We were hoping that the government will allow at least 50% of the malls to reopen, said SCAI chairman Taneja
NEW DELHI :
The Centre’s economic package to cushion the impact of the pandemic has done little to bail out the retail sector that employs millions, said retailers. More money should have been put in the hands of consumers to keep demand intact in an otherwise depressed economy, especially as job losses are imminent, said retailers of apparel, mobile phones, footwear and accessories.
Retailers, except those selling essential products, have seen their businesses suffer as a prolonged lockdown has led to countrywide store closures. The retail sector employs 40-50 million people directly, according to estimates by the Retailers Association of India (RAI).
These people have suffered as malls, markets and shops selling non-essentials have seen business slump because of the lockdown, but in the fourth phase, beginning 18 May, some businesses have been allowed to resume operations. However, retailers said they will wait for state government directives to open up.
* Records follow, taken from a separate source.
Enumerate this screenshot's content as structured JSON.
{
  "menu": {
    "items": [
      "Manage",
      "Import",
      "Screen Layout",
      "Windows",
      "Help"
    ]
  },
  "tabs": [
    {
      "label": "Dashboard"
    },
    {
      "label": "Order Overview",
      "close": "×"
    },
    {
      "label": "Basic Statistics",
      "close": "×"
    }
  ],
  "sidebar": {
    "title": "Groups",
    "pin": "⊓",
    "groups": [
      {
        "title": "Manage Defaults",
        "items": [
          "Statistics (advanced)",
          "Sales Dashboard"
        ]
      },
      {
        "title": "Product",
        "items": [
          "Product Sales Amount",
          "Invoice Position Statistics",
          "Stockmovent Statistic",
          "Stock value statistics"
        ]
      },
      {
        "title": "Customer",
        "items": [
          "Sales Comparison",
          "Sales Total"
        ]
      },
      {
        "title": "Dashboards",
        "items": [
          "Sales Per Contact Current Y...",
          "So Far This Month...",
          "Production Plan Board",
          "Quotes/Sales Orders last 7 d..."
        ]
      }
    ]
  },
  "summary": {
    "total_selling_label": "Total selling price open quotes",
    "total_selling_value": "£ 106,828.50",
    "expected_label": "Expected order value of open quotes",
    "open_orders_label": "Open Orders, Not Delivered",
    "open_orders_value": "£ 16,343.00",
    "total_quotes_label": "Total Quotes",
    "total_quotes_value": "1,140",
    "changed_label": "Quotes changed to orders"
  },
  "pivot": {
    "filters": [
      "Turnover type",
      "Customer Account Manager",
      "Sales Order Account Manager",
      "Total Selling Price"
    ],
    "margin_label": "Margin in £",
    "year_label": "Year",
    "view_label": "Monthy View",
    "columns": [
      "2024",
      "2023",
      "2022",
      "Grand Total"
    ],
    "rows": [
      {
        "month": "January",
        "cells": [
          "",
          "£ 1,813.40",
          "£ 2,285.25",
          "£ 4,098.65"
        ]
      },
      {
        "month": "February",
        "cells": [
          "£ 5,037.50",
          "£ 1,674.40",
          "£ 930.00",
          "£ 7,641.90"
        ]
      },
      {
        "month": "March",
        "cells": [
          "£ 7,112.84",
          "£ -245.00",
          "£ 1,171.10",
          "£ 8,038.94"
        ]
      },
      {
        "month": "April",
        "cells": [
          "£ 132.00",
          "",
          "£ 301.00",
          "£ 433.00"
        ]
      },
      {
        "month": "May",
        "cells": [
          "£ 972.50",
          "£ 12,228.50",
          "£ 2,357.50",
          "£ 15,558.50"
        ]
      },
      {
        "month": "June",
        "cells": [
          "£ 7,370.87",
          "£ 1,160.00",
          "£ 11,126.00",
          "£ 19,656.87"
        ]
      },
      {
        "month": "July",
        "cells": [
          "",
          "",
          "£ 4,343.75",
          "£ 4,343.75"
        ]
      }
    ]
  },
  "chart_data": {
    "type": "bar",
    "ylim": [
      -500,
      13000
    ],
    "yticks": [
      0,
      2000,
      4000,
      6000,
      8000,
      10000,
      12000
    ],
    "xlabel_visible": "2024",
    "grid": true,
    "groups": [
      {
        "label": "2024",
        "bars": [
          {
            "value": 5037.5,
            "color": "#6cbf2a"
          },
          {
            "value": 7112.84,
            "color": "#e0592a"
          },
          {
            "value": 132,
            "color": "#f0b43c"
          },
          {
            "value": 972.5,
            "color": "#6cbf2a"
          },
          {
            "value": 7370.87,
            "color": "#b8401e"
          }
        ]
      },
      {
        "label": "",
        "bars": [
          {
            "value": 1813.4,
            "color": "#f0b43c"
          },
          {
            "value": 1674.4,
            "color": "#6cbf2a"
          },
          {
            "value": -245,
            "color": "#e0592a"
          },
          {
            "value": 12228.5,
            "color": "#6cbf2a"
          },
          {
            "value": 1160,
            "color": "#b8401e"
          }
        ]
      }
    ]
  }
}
“The simple answer is no, what they announced had nothing to do with our industry. For the stimulus to have any impact, it will take at least 1 to 2 years for all these policies to pave the way for any demand creation. Apart from reduction in EPF contribution and other small measures there has been no direct support to our industry," said Sanjay Vakharia, chief executive officer, Spykar Lifestyles, which sells apparel through 1,400 points of sale in India.
Moreover, malls, which host large retailers, continue to remain shut.
“We are very disappointed with the government. They have not taken our request into consideration at all. We were hoping that they will allow at least 50% area of the malls to reopen," said Amitabh Taneja, chairman, Shopping Centres Association of India (SCAI).
It had sent a detailed SOP to the government, saying it was best to allow consumers to shop in a controlled environment, Taneja said. “However, no one in the government understood what we were presenting. We will now have to restrategize, calculate the losses that the industry will incur and then appeal again."